Next to them stood Paul with his father, the cooper, whose shop was on the harbor street of the town near the wharves. The father, whom Mary did not know as well, looked up at Hannah, but Paul kept his eyes on the ground. He and Hannah had managed to meet and talk, and even go about together a few times, and there was gossip of courtship, bundling during the cold winter months, and maybe even a marriage in the Village. Thank God, Hannah didn’t seem to notice him, her mind on less worldly concerns.

 

The hood in place, so that Mary could barely make out the dear features of her sister’s face through the flimsy cloth, the executioner tightened the rope around Hannah’s neck, pausing to scratch himself mightily in the nether regions. The drums began their low beats to the rhythm of a heart. Then he pushed her off the ladder. Hannah dropped, and the drumbeats stopped as Hannah’s heart stopped. A cheer went up. Mary bit into her fist. Swinging from side to side, her sister struggled briefly. Then it was over. God had shown His mercy in the end. One of the others had not died so quickly, writhing in a seizure of agony until the crowd began to murmur doubt among themselves. Surely this was God’s will? The executioner had found it necessary to tug mightily on the witch’s feet that her neck might break.

 

Dutifully, Mary prayed for her sister, although there was no love of God inside her. It had quite evaporated.

 

The executioner cut the rope and, with the help of another constable, carried her body a short way down the hill to the cart where they tossed her in with the others. Where were they taking them? Witches were not entitled to burial in consecrated ground, and Mary had not paid that much attention to the one hanged in June.

 

The crowd began to move off, as there was nothing left to see. Their voices carried up to Mary, exchanging words of piety. Thanks be to Providence that the witches were dead, although even now Salem Town and those of the surrounding towns as far as Boston were stuffed with witches awaiting their turn on the hanging tree. Like little Dorcas Good, now motherless although probably still unaware, Sarah Good having been the first to hang this day. So her child was left with strangers in that communal cell, at the mercy of any scraps of kindness those fretting women might be disposed to bestow, her light hair coming out in fistfuls, sores from infected rat bites creeping over her face, which she scratched at, despite words of warning — not that Sarah Good would have gently removed her fingers as Mary would.

 

And there were more accusations abroad in the land.
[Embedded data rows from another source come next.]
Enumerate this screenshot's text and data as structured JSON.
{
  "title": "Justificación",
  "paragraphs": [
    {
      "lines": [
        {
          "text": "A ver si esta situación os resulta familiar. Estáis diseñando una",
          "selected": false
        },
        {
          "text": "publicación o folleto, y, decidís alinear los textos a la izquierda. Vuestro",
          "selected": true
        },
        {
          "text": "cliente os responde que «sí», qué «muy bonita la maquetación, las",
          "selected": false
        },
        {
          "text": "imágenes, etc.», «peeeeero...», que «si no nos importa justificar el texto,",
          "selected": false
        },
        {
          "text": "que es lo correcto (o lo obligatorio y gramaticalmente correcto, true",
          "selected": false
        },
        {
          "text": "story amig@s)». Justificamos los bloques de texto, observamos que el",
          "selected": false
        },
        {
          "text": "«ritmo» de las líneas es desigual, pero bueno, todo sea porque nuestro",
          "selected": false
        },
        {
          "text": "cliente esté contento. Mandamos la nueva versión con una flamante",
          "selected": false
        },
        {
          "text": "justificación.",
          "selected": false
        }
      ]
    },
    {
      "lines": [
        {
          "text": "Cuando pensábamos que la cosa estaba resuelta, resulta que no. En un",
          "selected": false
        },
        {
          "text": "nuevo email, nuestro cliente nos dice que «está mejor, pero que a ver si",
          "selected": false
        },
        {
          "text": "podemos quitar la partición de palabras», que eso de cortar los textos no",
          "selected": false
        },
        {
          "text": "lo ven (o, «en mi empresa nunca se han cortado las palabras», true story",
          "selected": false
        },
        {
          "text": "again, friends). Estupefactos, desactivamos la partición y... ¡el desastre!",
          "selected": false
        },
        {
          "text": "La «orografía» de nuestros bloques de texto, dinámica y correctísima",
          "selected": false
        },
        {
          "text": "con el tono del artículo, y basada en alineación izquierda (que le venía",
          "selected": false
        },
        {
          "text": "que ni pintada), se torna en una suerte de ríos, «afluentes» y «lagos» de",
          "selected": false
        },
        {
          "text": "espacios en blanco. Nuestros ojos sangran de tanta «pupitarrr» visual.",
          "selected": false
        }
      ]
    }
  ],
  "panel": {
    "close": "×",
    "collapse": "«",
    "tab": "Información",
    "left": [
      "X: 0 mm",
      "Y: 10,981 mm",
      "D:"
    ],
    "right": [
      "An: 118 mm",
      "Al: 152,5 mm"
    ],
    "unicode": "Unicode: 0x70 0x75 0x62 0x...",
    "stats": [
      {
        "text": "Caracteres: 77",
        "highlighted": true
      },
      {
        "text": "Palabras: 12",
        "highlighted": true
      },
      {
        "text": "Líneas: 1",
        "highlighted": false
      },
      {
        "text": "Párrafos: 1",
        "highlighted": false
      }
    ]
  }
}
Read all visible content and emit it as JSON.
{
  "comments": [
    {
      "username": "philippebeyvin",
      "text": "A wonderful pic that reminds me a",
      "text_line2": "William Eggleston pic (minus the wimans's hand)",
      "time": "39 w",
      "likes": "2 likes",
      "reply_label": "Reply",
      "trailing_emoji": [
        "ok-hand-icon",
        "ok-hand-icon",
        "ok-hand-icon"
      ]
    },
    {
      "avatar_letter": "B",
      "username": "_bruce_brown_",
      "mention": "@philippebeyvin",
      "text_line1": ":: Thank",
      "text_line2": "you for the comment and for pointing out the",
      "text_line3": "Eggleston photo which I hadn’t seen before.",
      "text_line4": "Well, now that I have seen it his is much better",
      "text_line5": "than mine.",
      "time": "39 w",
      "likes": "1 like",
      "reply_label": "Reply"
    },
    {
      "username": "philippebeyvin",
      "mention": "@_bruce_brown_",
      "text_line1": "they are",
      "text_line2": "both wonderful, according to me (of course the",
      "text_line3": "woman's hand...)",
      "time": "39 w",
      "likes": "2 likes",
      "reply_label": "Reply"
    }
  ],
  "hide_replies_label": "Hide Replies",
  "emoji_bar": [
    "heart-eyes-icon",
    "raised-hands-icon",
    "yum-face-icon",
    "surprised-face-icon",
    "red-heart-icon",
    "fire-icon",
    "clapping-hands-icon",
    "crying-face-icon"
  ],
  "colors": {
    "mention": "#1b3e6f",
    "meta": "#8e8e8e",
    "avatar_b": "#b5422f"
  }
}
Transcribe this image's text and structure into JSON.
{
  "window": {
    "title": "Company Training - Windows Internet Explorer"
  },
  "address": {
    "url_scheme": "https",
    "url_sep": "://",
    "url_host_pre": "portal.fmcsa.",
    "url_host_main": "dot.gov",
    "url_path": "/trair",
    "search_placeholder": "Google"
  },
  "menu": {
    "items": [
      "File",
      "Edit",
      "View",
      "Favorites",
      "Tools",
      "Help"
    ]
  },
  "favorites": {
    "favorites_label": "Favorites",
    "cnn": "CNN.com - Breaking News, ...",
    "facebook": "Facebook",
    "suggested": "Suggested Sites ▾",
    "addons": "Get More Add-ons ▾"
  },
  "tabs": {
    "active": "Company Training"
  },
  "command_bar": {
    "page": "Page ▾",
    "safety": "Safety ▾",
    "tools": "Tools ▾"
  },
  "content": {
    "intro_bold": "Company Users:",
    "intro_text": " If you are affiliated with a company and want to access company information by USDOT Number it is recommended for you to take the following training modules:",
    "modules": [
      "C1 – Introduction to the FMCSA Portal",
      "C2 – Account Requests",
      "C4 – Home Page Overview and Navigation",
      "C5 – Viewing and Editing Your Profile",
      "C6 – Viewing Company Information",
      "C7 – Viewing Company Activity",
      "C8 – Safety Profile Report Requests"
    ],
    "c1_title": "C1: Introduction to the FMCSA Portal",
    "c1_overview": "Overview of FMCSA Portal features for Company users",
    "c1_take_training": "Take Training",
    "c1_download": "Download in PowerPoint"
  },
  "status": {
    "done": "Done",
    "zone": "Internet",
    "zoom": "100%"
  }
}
If all witches were hanged, no more crops of corn or beans or squash would fail, and babies would no longer be born sightless or catch the fevers that periodically plagued the community — typhoid, yellow, and scarlet — and horses would not go lame or cows dry up on the Commons, and the smallpox pestilence would stay away from the doors of the good people here.

 

The last that Mary saw of Paul, he was linked arm in arm with his father as they descended Gallows Hill toward the street by the harbor where they kept their cooperage.

 

Witches could not be laid to rest in the burying places that dotted the area, so their bodies needs must be disposed of elsewhere without even the grace of shroud and coffin. As the crowd dispersed, Mary climbed down and followed the tracks of the ox-cart. It would not be far; the day was hot, and the men had other duties. When she spotted them stopped at a distance, she knew that they were stuffing her sister into a rocky crevice, and she could execute her plan.
The Cave of Storms
by Patricia Weenolsen
Paperback: 300 pages
ISBN-10: 1935420054
ISBN-13:978-1935420057